Question: How Is Money Hygienic?

Is money ever cleaned?

No, banks do not clean money.

It costs money to do such things.

Banks are not in the business of spending money to make none.

When I worked as a teller, every time I had to use a bathroom, I washed my hands before and after..

Is money full of germs?

Paper money can reportedly carry more germs than a household toilet. And bills are a hospitable environment for gross microbes: viruses and bacteria can live on most surfaces for about 48 hours, but paper money can reportedly transport a live flu virus for up to 17 days.

Is money dirtier than a toilet seat?

Paper money can carry more germs than a household toilet. They provide hospitable environments for gross microbes. Viruses and bacteria can live on most surfaces for about 48 hours and paper money can transport a flu virus for up to 17 days. After handling money, we recommend washing your hands or using hand sanitizer.

Is money dirty or clean?

Bills, despite their reputation for being covered in feces, cocaine and (apparently) dog spittle, were actually much cleaner than cards, with an average germ score of 160.

How does dirty money get cleaned?

Money laundering is the process of making illegally-gained proceeds (i.e., “dirty money”) appear legal (i.e., “clean”). Typically, it involves three steps: placement, layering, and integration. … Then, the money is moved around to create confusion, sometimes by wiring or transferring through numerous accounts.

Does money have antibacterial?

The fibrous surfaces of U.S. currency provide ample crevices for bacteria to make themselves at home. … Antibiotic-resistant bacteria such as methicillin-resistant Staphylococcus aureus (MRSA), which can cause life-threatening blood infections, can survive on our currency.

Is money the dirtiest thing in the world?

Researchers found that most dollar bills are covered in 3,000 types of bacteria — everything from the germs that cause acne to microbes from people who lick their fingers when they count out bills.

Why do people put money in the dryer?

It makes the money look used, and less likely to be passed for counterfeit. They do this to roughen up the bills. Make them look used. Also, if they get wet, the dryer dries them perfectly, and makes them look rough.

Should you wash your hands after touching money?

Washing your hands after handling money is a good idea. According to the food safety standards in the food code, food service workers must wash their hands after engaging in any activity that may have contaminated their hands.

Can you get diseases from money?

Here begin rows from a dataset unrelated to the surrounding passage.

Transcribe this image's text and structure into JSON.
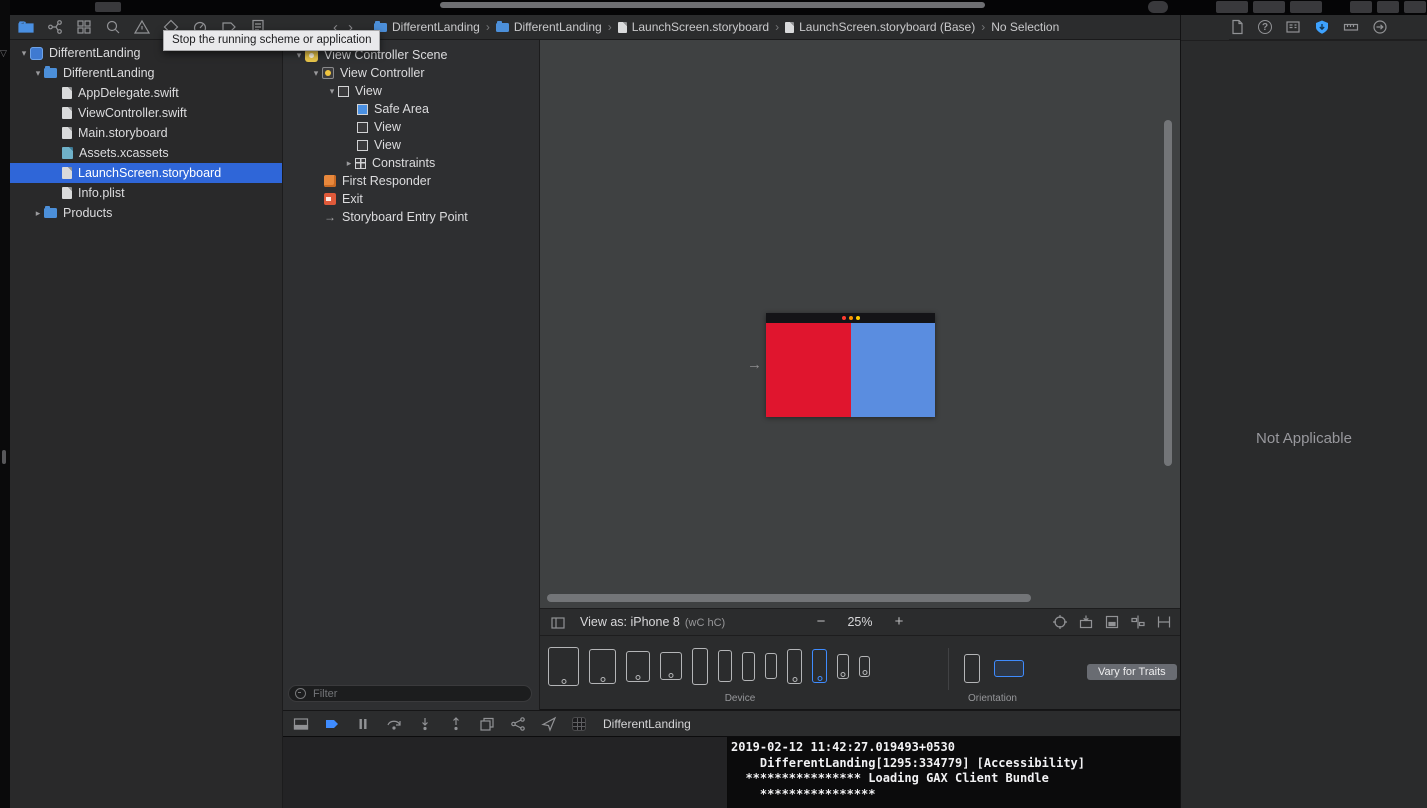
{
  "tooltip": "Stop the running scheme or application",
  "glyphs": {
    "disclosure_open": "▾",
    "disclosure_closed": "▸",
    "crumb_sep": "›",
    "back": "‹",
    "forward": "›",
    "minus": "−",
    "plus": "+",
    "entry_arrow": "→",
    "edge_triangle": "▽",
    "help": "?"
  },
  "colors": {
    "accent_blue": "#3f8cff",
    "selection_blue": "#2f66d8",
    "storyboard_red": "#e0152e",
    "storyboard_blue": "#5a8de0"
  },
  "jump_bar": {
    "crumbs": [
      {
        "label": "DifferentLanding"
      },
      {
        "label": "DifferentLanding"
      },
      {
        "label": "LaunchScreen.storyboard"
      },
      {
        "label": "LaunchScreen.storyboard (Base)"
      },
      {
        "label": "No Selection"
      }
    ]
  },
  "navigator": {
    "rows": [
      {
        "label": "DifferentLanding",
        "type": "project"
      },
      {
        "label": "DifferentLanding",
        "type": "group"
      },
      {
        "label": "AppDelegate.swift",
        "type": "swift-file"
      },
      {
        "label": "ViewController.swift",
        "type": "swift-file"
      },
      {
        "label": "Main.storyboard",
        "type": "storyboard-file"
      },
      {
        "label": "Assets.xcassets",
        "type": "asset-catalog"
      },
      {
        "label": "LaunchScreen.storyboard",
        "type": "storyboard-file",
        "selected": true
      },
      {
        "label": "Info.plist",
        "type": "plist-file"
      },
      {
        "label": "Products",
        "type": "group"
      }
    ]
  },
  "outline": {
    "rows": [
      {
        "label": "View Controller Scene",
        "icon": "scene"
      },
      {
        "label": "View Controller",
        "icon": "view-controller"
      },
      {
        "label": "View",
        "icon": "view"
      },
      {
        "label": "Safe Area",
        "icon": "safe-area"
      },
      {
        "label": "View",
        "icon": "view"
      },
      {
        "label": "View",
        "icon": "view"
      },
      {
        "label": "Constraints",
        "icon": "constraints"
      },
      {
        "label": "First Responder",
        "icon": "first-responder"
      },
      {
        "label": "Exit",
        "icon": "exit"
      },
      {
        "label": "Storyboard Entry Point",
        "icon": "entry-point"
      }
    ],
    "filter_placeholder": "Filter"
  },
  "canvas": {
    "left_color": "#e0152e",
    "right_color": "#5a8de0"
  },
  "view_as_bar": {
    "view_as": "View as: iPhone 8",
    "size_classes": "(wC hC)",
    "zoom": "25%"
  },
  "device_bar": {
    "device_label": "Device",
    "orientation_label": "Orientation",
    "vary_button": "Vary for Traits",
    "devices": [
      "ipad-pro-12-9",
      "ipad-pro-10-5",
      "ipad-9-7",
      "ipad-mini",
      "iphone-xs-max",
      "iphone-xr",
      "iphone-xs",
      "iphone-x",
      "iphone-8-plus",
      "iphone-8-selected",
      "iphone-se",
      "iphone-4s"
    ]
  },
  "debug_bar": {
    "app_name": "DifferentLanding"
  },
  "console": {
    "lines": [
      "2019-02-12 11:42:27.019493+0530",
      "    DifferentLanding[1295:334779] [Accessibility]",
      "  **************** Loading GAX Client Bundle",
      "    ****************"
    ]
  },
  "inspector": {
    "empty_message": "Not Applicable"
  }
}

Disease transmission linked to money is rare, and no major disease outbreaks have started from our ATMs. Although it doesn’t seem common for diseases to transmit through money, there are ways we could make our money cleaner.

What percentage of money has feces on it?

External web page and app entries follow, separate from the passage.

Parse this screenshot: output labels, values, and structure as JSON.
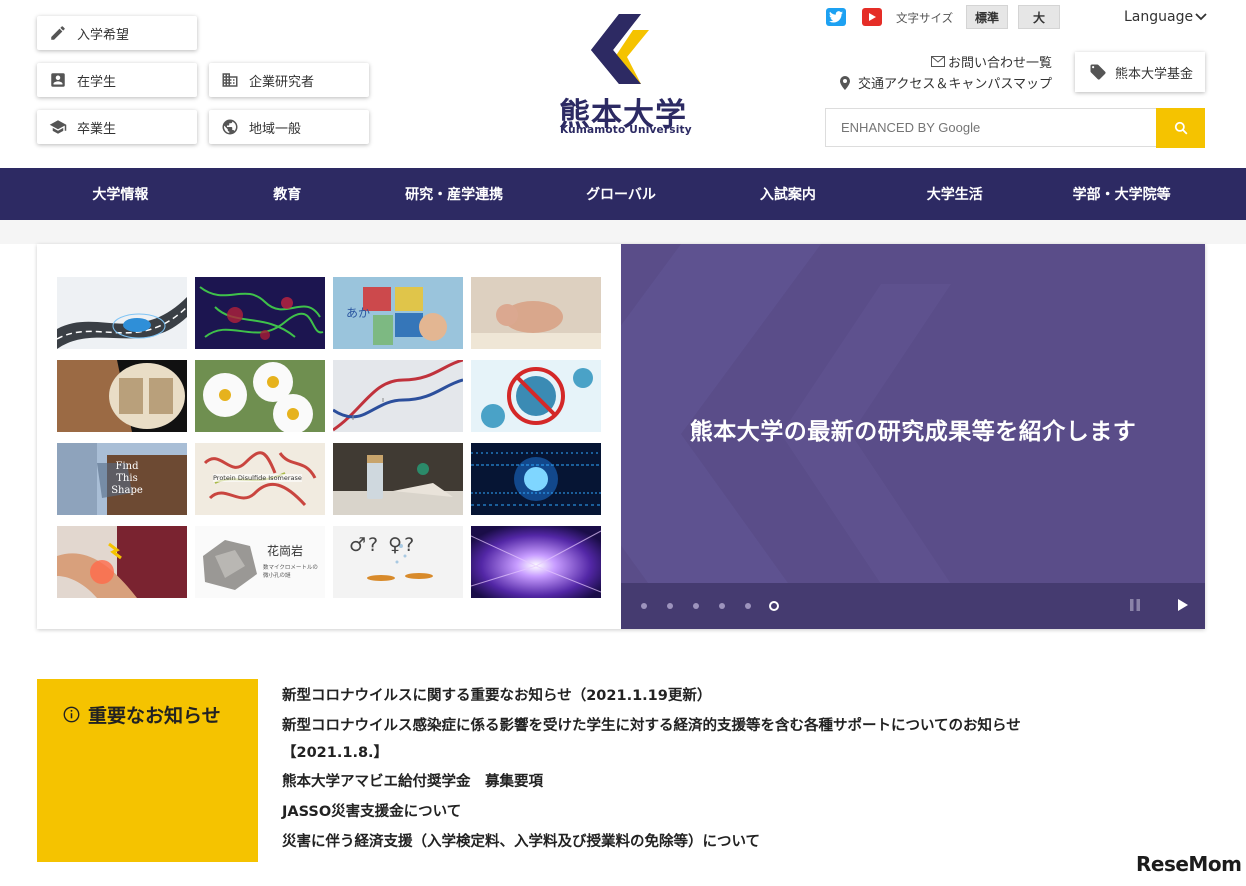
{
  "audience": {
    "applicants": "入学希望",
    "students": "在学生",
    "researchers": "企業研究者",
    "alumni": "卒業生",
    "community": "地域一般"
  },
  "logo": {
    "name_ja": "熊本大学",
    "name_en": "Kumamoto University",
    "colors": {
      "navy": "#2d2a63",
      "gold": "#f5c300"
    }
  },
  "utility": {
    "font_size_label": "文字サイズ",
    "font_size_standard": "標準",
    "font_size_large": "大",
    "language": "Language",
    "contact": "お問い合わせ一覧",
    "access": "交通アクセス＆キャンパスマップ",
    "fund": "熊本大学基金",
    "search_placeholder": "ENHANCED BY Google"
  },
  "nav": [
    "大学情報",
    "教育",
    "研究・産学連携",
    "グローバル",
    "入試案内",
    "大学生活",
    "学部・大学院等"
  ],
  "slider": {
    "message": "熊本大学の最新の研究成果等を紹介します",
    "dot_count": 6,
    "active_dot": 6,
    "tiles": {
      "find_shape": "Find This Shape",
      "pdi": "Protein Disulfide Isomerase",
      "a_ka": "あか",
      "granite_title": "花崗岩",
      "granite_sub": "数マイクロメートルの微小孔の謎",
      "symbols": "♂? ♀?"
    }
  },
  "notices": {
    "title": "重要なお知らせ",
    "items": [
      "新型コロナウイルスに関する重要なお知らせ（2021.1.19更新）",
      "新型コロナウイルス感染症に係る影響を受けた学生に対する経済的支援等を含む各種サポートについてのお知らせ",
      "【2021.1.8.】",
      "熊本大学アマビエ給付奨学金　募集要項",
      "JASSO災害支援金について",
      "災害に伴う経済支援（入学検定料、入学料及び授業料の免除等）について"
    ]
  },
  "watermark": "ReseMom"
}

90 percent of paper money in your wallet has fecal matter on it right now, while a 2002 report in the Southern Medical Journal found bacteria considered pathogenic (potentially disease-causing to hospitalized or immunocompromised hosts) on 94 percent of dollar bills tested.

What happens if you wash money?

Most bills will remain intact in the washer and dryer. But while a wash cycle may make your money look untainted, it nonetheless ruins the bills; hot water can damage security features, and detergents change the way cash reflects light, which currency-sorting machines detect. Banks shred washed money.

Are germs treated for money?

Paper money is considered a fomite, which is an inanimate object that is likely to carry pathogens. There is no perfect way to sanitize money, but you can protect yourself from germs by handling currency with gloves or frequently washing your hands.

How dirty is Australian money?

Money is not that dirty However research conducted at the University of Ballarat indicates that coins and bank notes, while indeed carrying some levels of bacteria, do not do so on a scale that is seen as overwhelming or deadly.

What kind of germs are on money?

“You don’t know who’s touched it.” Other research has shown that some bank notes and coins contain pathogens like Escherichia coli (E. coli), salmonella and staphylococcus aureus, which can lead to serious illness. The presence of these microbes won’t necessarily make you sick, however.